Around two my stomach is growling. When I am writing, it is often impossible to tear myself away from my book. I decide to have lunch first and go out later, but before I’ve finished my salad, it starts to rain. I comfort myself with the thought that it won’t last all day.
I continue my writing again and get absorbed in my story. In the back of my mind, I must notice that the rain has stopped and patches of blue are calling me. Still, I’m not willing to let this chapter go unfinished.
At five thirty I make some tea and realize: it’s now or never. Within an hour the sun will set and the whole point of the walk, receiving some daylight, will be obliterated. I open the door and stick my head out. The temperature is mild, the clouds are dark. New rain is eminent. I sigh and close the door. This is why I spend my days inside.
I had so much fun with you this weekend.
That’s the added bonus of leaving – when you return,
we are overly excited to see each other.
But I feel the weekend should not be over yet.
Sorry, honey. Reality is hard. Monday will be here tomorrow.
But my weekend did not start until Saturday afternoon.
Friday night was taken from me, I sacrificed it to my work.
Therefore: my weekend was incomplete.
But it’s the quality that counts. You just mentioned how much fun we had.
Yes, but I could have had more fun, if the weekend had been longer.
I feel unfulfilled.
Okay. Then you should file a complaint.
Yes. I’ll do that. Anyone would agree that a weekend without a Friday night is unsatisfying. I need an extra day to complete it.
I don’t think the Bureau will agree with you. Generally they only compensate for weekends that were ruined by natural disasters
like volcano eruptions or the flu.
Of course they’ll agree! The Bureau for Unfulfilled weekends will recognize the necessity of the Friday night for the experience of a Full Weekend.
Like I said: file a complaint and we’ll see.
I bet you tomorrow is still Monday.

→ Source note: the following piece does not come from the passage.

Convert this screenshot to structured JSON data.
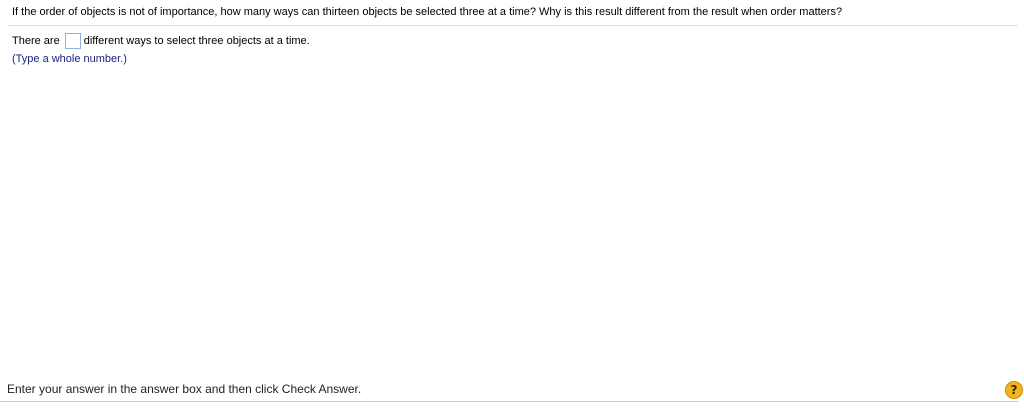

I’m reading Black Dogs from Ian McEwan, trying to proceed slow, be attentive; his prose deserves it. Still, I’m hurrying toward the scene in which the dogs will appear – not only the title, also the storyteller has promised me it will be the novel’s crucial scene. On page 60 the author teases me, makes me believe it’s coming up right now, yet he holds back. I read on, and on, getting more excited, reading faster, trying to slow down my mind; the psychological insights deserve it. When I finally reach the scene taking place in the gorge, the black dogs closing in, on page 144, disappointment sets in. Is it a bad scene? Not at all – I’m just sad because there’s only thirty pages left of this novel.